Summary

Friends can be found in all sorts of places, if your imagination is big enough - in the yard, under the tree, by the pond. But as this handsome picture book shows, sometimes the best friend of all turns up when you least expect it.


Author Notes

Author and illustrator Marie-Louise Fitzpatrick was born in Dublin, Ireland in 1962. Some of her well-known works are Lizzy and Skunk; I'm a Tiger, Too!; You, Me and the Big Blue Sea; and The Long March. She has received numerous awards, including two Reading Association of Ireland Children's Book Awards, the Irish Children's Book Trust Book of the Decade Award, and two Bisto Merit Awards for best children's book. She lives in Ireland, but likes to travel and has visited Australia and the United States.

(Bowker Author Biography)


Reviews 3

Booklist Review

Ages 3-6. In a book about imagination and friendship, a young boy spies a cat sitting on a brick wall (behind it, children will notice a «For Sale» sign in the neighbors' yard). The boy asks the cat to play tigers with him, and off they go, play-acting. But the cat runs away. Then the boy sees a dog, and off they go to play wolves. As in Maurice Sendak's Where the Wild Things Are (1963), the ordinary world morphs into the landscapes of a youthful imagination--a jungle, a mountaintop, an ocean. But animal acquaintances keep leaving, and the boy is still lonely. When he meets the boy who has moved in next door and discovers someone like himself, a friendship blossoms and new adventures begin. Fitzpatrick's lovely, splashy watercolors add volumes of meaning to a simple text. Kathy Broderick.

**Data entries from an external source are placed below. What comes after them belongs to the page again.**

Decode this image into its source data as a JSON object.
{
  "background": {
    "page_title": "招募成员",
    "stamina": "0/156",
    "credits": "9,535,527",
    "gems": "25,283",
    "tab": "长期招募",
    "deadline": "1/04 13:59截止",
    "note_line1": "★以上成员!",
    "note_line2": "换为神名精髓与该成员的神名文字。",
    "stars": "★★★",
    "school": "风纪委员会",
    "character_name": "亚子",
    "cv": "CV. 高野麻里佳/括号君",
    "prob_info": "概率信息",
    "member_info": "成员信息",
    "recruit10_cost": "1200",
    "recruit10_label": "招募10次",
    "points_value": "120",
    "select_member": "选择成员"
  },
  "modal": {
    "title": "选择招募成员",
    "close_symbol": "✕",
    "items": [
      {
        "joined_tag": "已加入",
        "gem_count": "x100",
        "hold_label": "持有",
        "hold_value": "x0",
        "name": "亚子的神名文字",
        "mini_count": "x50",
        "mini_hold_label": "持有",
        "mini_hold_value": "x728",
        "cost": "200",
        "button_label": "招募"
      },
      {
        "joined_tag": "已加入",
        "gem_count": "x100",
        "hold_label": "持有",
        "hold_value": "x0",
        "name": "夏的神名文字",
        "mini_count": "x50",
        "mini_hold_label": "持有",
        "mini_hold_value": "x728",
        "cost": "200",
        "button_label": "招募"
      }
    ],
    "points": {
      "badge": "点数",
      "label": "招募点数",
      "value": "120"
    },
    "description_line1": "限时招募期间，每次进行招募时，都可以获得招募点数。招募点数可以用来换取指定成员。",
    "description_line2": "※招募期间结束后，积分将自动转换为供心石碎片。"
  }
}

Publisher's Weekly Review

Fitzpatrick's (Lizzy and Skunk) luminous watercolors and just one to two sentences per page convey a thoughtful take on imagination, friendship and backyard adventure. The opening spread introduces the narrator standing against the brick wall that separates his house from one that's boarded up next door. "Hey, Mew!" he says to his cat, who is standing on the wall. "Are you a tiger? I'm a tiger too." A full-bleed illustration shows the boy and Mew lurking amidst ferns and tall grasses. Mew turns into a tiger; the boy sports stripes and fur (but retains his human characteristics). Framed vignettes on the next spread show the transformed pet running away. "Oh, don't go!" says the boy. "I don't want to be a tiger all alone." The pattern repeats as the boy imagines himself and his dog, Ruff, as wolves; he and Mr. Fish become a sailor and a dolphin in the backyard pond. A dramatic center spread of the forlorn boy standing against the imposing red brick signals the turning point: a series of four panels shows the boy peering over the wall, then opening its blue gate, to meet the new boy next door. The boy invites his new neighbor to play. "I'll be a tiger," he replies. "Then we'll be tigers two." Closing illustrations show the boys, both fully transformed, roaring and stomping through the grass. Ages 4-6. (Apr.) (c) Copyright PWxyz, LLC. All rights reserved


School Library Journal Review

PreS-K-This charming story about the power of imagination and friendship opens with a young boy standing somewhat forlornly in his front yard near an obviously vacant house next door. His only companion is a cat sitting on the wall dividing the two properties. The youngster tries to engage the feline in a game of pretending that they are tigers, but the uncooperative animal runs away. The child doesn't fare any better with a dog and a fish that are respectively asked to be a wolf and a sailor. The disappointed lad rests against the lonely garden wall until activity next door rouses him from his melancholy. On the other side is a boy, a boy just like him, who willingly joins in the game. Lovely bright watercolors amplify this simple yet universal tale that is an excellent choice for storytimes.-Rosalyn Pierini, San Luis Obispo City-County Library, CA (c) Copyright 2010. Library Journals LLC, a wholly owned subsidiary of Media Source, Inc. No redistribution permitted.